→ **PROBLEM STATEMENT**:
Only the lines with "Вера" in the entries below belong in the answer; please copy them.

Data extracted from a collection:
+--
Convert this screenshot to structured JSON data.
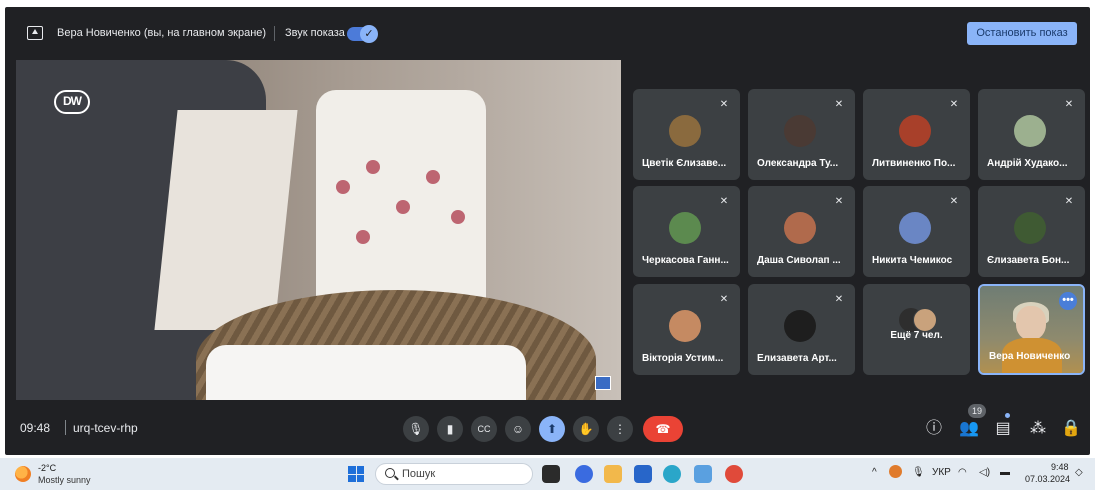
{
  "meet": {
    "presenter_label": "Вера Новиченко (вы, на главном экране)",
    "sound_label": "Звук показа",
    "sound_toggle_glyph": "✓",
    "stop_button_label": "Остановить показ",
    "main_video": {
      "logo_text": "DW"
    },
    "tiles": [
      {
        "name": "Цветік Єлизаве...",
        "avatar_color": "#8a6a3e"
      },
      {
        "name": "Олександра Ту...",
        "avatar_color": "#4a3a34"
      },
      {
        "name": "Литвиненко По...",
        "avatar_color": "#a8402a"
      },
      {
        "name": "Андрій Худако...",
        "avatar_color": "#9cb08f"
      },
      {
        "name": "Черкасова Ганн...",
        "avatar_color": "#5c8a4f"
      },
      {
        "name": "Даша Сиволап ...",
        "avatar_color": "#b06a4c"
      },
      {
        "name": "Никита Чемикос",
        "avatar_color": "#6a86c4"
      },
      {
        "name": "Єлизавета Бон...",
        "avatar_color": "#3f5a33"
      },
      {
        "name": "Вікторія Устим...",
        "avatar_color": "#c58a62"
      },
      {
        "name": "Елизавета Арт...",
        "avatar_color": "#1e1e1e"
      }
    ],
    "more_tile": {
      "label": "Ещё 7 чел."
    },
    "self_tile": {
      "name": "Вера Новиченко",
      "more_glyph": "•••"
    },
    "bottom_bar": {
      "time": "09:48",
      "meeting_code": "urq-tcev-rhp",
      "controls": [
        {
          "name": "mic-icon",
          "glyph": "🎙"
        },
        {
          "name": "camera-icon",
          "glyph": "▮"
        },
        {
          "name": "captions-icon",
          "glyph": "CC"
        },
        {
          "name": "emoji-icon",
          "glyph": "☺"
        },
        {
          "name": "present-icon",
          "glyph": "⬆"
        },
        {
          "name": "raise-hand-icon",
          "glyph": "✋"
        },
        {
          "name": "more-options-icon",
          "glyph": "⋮"
        },
        {
          "name": "hang-up-icon",
          "glyph": "☎"
        }
      ],
      "right_controls": [
        {
          "name": "info-icon",
          "glyph": "ⓘ"
        },
        {
          "name": "people-icon",
          "glyph": "👥"
        },
        {
          "name": "chat-icon",
          "glyph": "▤"
        },
        {
          "name": "activities-icon",
          "glyph": "⁂"
        },
        {
          "name": "host-controls-icon",
          "glyph": "🔒"
        }
      ],
      "people_count": "19"
    },
    "colors": {
      "background": "#202124",
      "tile": "#3c4043",
      "accent": "#8ab4f8",
      "hangup": "#ea4335"
    }
  },
  "taskbar": {
    "weather_temp": "-2°C",
    "weather_desc": "Mostly sunny",
    "search_placeholder": "Пошук",
    "apps": [
      {
        "name": "file-explorer-icon",
        "color": "#2b2b2b"
      },
      {
        "name": "meet-app-icon",
        "color": "#3a6be0"
      },
      {
        "name": "folder-icon",
        "color": "#f2b84b"
      },
      {
        "name": "store-icon",
        "color": "#2866c9"
      },
      {
        "name": "edge-icon",
        "color": "#2aa6c9"
      },
      {
        "name": "notepad-icon",
        "color": "#5aa0e0"
      },
      {
        "name": "chrome-icon",
        "color": "#e04a3a"
      }
    ],
    "lang": "УКР",
    "tray_arrow": "^",
    "time": "9:48",
    "date": "07.03.2024"
  }
}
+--
→ **RESPONSE AREA**:
    "presenter_label": "Вера Новиченко (вы, на главном экране)",
      "name": "Вера Новиченко",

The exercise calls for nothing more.